Take a deep breath and relax all you folks seeing white over reports that the UAW wants signing bonuses of $8,000 from the Detroit 3.
It's admittedly a UAW record and a nice chunk of change by most automotive labor standards, exempting, of course, rock-star executives pulling down $26 million or so a year.
But let's put the money in perspective: the signing bonus would be in lieu of pay raises for another four years or a restoration of cost-of-living allowances -- those naughty fixed labor costs that the Detroit 3 swore off as New Year's resolutions.
In 2007, the rank-and-file got a $3,000 signing bonus and COLA adjustments.
So what would it cost the carmakers in these talks for a modest 3 percent COLA restoration to their 112,000 hourly employees over the next four-year agreements? With compounding, about $7,300.
Voila. Very close to the $8,000 signing bonuses being discussed.

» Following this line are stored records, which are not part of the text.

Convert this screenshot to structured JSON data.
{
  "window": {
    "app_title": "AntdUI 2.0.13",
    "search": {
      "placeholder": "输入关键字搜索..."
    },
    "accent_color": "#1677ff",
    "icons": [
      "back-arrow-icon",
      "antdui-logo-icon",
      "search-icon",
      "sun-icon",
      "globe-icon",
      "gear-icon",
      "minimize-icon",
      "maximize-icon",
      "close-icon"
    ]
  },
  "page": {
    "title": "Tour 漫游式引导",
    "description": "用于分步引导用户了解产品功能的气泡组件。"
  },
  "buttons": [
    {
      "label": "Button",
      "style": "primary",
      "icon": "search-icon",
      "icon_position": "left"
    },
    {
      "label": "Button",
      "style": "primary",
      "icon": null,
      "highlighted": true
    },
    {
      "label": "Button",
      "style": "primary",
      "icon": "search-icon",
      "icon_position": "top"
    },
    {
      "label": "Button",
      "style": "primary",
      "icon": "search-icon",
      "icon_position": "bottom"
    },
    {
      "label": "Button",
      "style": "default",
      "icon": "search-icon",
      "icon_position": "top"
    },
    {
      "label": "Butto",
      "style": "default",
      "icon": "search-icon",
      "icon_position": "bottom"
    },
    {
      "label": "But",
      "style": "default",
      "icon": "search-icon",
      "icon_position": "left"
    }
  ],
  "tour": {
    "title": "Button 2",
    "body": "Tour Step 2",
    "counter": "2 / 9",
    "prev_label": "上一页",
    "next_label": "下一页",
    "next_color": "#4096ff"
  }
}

And maybe eye-popping enough to get a restless rank-and-file to accept it, even though those workers haven't had a raise since 2003 and their COLA is frozen.
Now go ahead and exhale.